More recently a dispute at the Lynsey Oil Refinary, over the introduction of immigrant labour, had a nasty racist undertone. Trade unionists are perfectly correct to insist that proper rates are paid for employment; they are right to demand that wages are not undercut by bringing in foreign labour, but these arguments should be firmly rooted in oppositional conciousness and the demand for proper pay and conditions for all workers regardless of national identity. The xenophobia expressed by some at Lynsey undermined the power of the strike and its message that wages and conditions should be upheld.
This is why equalities work is so critical within the Trade Union movement. Workers must stand together, male, female, Black, white, pink with purple spots. Pitting one section of worker against another is to undermine everything for which we fight. So that when we do fight, we fight tooth and claw against the employers.
One of the reasons I wrote the earlier blogpost, as I explained in it, was that I had heard the word “scab” used casually and trivially. On questioning some of the young ‘uns said that the word didn’t really have shock value any more and that people didn’t really know what it meant. I suspect that’s a generational thing. Some of the folks I was talking to weren’t born when the miners were starved back to work in 1985, have never seen an all-out strike and don’t really understand what a scab is. I suspect they might be about to find out.
N30 may have been the largest dispute in history, but it certainly wasnt the most militant – there are a fuck-tonne of unions lining up for industrial action, from practically the entire public sector, to the JIB Sparks, to the Unilever workers, to Ford we are entering into a critical phase of industrial action. At the moment people are fairly tolerant of scabbing as the one day stoppages every few months are relatively easy to absorb. If anything goes to all out strike, the resentment that will be seen toward those crossing picket lines will be immense, as workers on strike start losing their savings, getting behind on their bills, losing their homes and relying on strike-funds for basic essentials.
When you get people scabbing, and striking workers seeing them drive around in the kind of car that you had to sell, watch them as they add a conservatory to a house like the one that you had that got repossessed, watching them skipping into work without a financial care in the world – the bitterness of knowing that if you win, after all that you’ve personally lost through the dispute, they will reap the benefits will unleash an anger that is rarely seen.

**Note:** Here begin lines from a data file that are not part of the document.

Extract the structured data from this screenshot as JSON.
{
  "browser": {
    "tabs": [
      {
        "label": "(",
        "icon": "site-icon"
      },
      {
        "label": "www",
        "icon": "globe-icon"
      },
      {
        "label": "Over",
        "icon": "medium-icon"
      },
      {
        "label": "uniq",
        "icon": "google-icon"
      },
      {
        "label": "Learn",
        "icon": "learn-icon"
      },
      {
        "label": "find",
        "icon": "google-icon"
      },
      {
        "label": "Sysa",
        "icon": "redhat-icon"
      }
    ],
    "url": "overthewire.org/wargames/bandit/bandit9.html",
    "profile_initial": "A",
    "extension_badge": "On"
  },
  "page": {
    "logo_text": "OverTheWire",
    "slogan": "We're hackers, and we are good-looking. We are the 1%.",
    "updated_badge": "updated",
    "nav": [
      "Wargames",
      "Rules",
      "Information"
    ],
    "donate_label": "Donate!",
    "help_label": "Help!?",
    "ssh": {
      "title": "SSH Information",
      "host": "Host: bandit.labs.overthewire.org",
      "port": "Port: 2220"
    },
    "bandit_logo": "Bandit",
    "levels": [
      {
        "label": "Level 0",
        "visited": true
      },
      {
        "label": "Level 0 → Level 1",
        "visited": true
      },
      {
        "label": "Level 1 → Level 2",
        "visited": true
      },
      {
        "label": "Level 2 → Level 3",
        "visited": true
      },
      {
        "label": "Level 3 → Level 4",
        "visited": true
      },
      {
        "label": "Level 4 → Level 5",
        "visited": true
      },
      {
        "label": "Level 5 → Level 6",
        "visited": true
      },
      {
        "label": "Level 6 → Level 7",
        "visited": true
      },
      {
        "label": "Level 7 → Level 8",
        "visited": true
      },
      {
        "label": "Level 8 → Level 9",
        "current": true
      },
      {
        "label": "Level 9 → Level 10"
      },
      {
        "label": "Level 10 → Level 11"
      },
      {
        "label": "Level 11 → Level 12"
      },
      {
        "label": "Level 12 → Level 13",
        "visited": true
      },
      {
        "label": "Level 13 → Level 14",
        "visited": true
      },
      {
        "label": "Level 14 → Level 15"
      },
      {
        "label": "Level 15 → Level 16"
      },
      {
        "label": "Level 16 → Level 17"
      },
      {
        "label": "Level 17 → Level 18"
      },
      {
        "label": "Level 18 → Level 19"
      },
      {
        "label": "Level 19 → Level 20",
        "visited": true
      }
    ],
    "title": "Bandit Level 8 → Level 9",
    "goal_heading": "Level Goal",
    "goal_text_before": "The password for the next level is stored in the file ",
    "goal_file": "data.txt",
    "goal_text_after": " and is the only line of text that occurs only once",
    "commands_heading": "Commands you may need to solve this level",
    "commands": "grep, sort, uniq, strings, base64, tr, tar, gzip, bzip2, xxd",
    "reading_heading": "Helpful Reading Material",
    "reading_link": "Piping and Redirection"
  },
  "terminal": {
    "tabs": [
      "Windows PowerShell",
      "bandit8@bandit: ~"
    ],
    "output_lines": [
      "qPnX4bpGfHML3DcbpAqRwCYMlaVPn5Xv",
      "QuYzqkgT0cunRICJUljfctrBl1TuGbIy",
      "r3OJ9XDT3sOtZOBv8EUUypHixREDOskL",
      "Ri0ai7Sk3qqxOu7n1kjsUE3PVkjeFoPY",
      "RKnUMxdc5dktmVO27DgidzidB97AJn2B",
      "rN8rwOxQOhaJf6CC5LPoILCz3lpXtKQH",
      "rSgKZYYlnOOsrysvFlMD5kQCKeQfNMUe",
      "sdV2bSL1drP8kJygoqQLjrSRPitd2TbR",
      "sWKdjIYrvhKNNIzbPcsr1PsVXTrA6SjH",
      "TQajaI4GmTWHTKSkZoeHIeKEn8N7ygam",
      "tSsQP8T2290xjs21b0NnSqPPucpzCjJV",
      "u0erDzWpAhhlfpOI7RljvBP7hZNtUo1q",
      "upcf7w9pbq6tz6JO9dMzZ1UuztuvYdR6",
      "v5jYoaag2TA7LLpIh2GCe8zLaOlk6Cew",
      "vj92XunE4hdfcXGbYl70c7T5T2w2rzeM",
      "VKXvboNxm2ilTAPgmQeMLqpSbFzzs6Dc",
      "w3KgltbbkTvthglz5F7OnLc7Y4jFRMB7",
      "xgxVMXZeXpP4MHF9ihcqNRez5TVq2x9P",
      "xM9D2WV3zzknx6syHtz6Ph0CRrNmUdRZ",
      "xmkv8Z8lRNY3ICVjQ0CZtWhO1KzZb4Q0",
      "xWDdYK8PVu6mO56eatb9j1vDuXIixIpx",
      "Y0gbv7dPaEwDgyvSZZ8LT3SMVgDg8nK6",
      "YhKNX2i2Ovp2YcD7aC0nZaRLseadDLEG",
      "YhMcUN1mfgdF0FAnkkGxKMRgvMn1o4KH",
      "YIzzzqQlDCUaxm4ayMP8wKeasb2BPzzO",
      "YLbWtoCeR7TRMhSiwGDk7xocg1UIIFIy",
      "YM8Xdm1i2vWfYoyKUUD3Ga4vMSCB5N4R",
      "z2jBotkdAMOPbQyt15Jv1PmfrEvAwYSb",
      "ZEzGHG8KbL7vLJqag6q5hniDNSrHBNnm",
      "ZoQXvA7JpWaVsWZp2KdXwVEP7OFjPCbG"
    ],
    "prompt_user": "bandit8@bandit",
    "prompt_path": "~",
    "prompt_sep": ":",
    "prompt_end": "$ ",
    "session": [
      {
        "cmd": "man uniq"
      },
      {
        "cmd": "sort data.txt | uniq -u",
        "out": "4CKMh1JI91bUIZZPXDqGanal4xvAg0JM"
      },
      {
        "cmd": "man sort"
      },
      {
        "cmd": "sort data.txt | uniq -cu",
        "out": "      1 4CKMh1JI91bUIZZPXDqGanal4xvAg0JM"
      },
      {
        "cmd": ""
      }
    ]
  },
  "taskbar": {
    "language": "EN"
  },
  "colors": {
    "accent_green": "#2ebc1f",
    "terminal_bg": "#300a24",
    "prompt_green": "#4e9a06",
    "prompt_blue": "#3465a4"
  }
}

Then people will know what a scab is, how powerful a term of abuse it is and how much hatred there is towards them.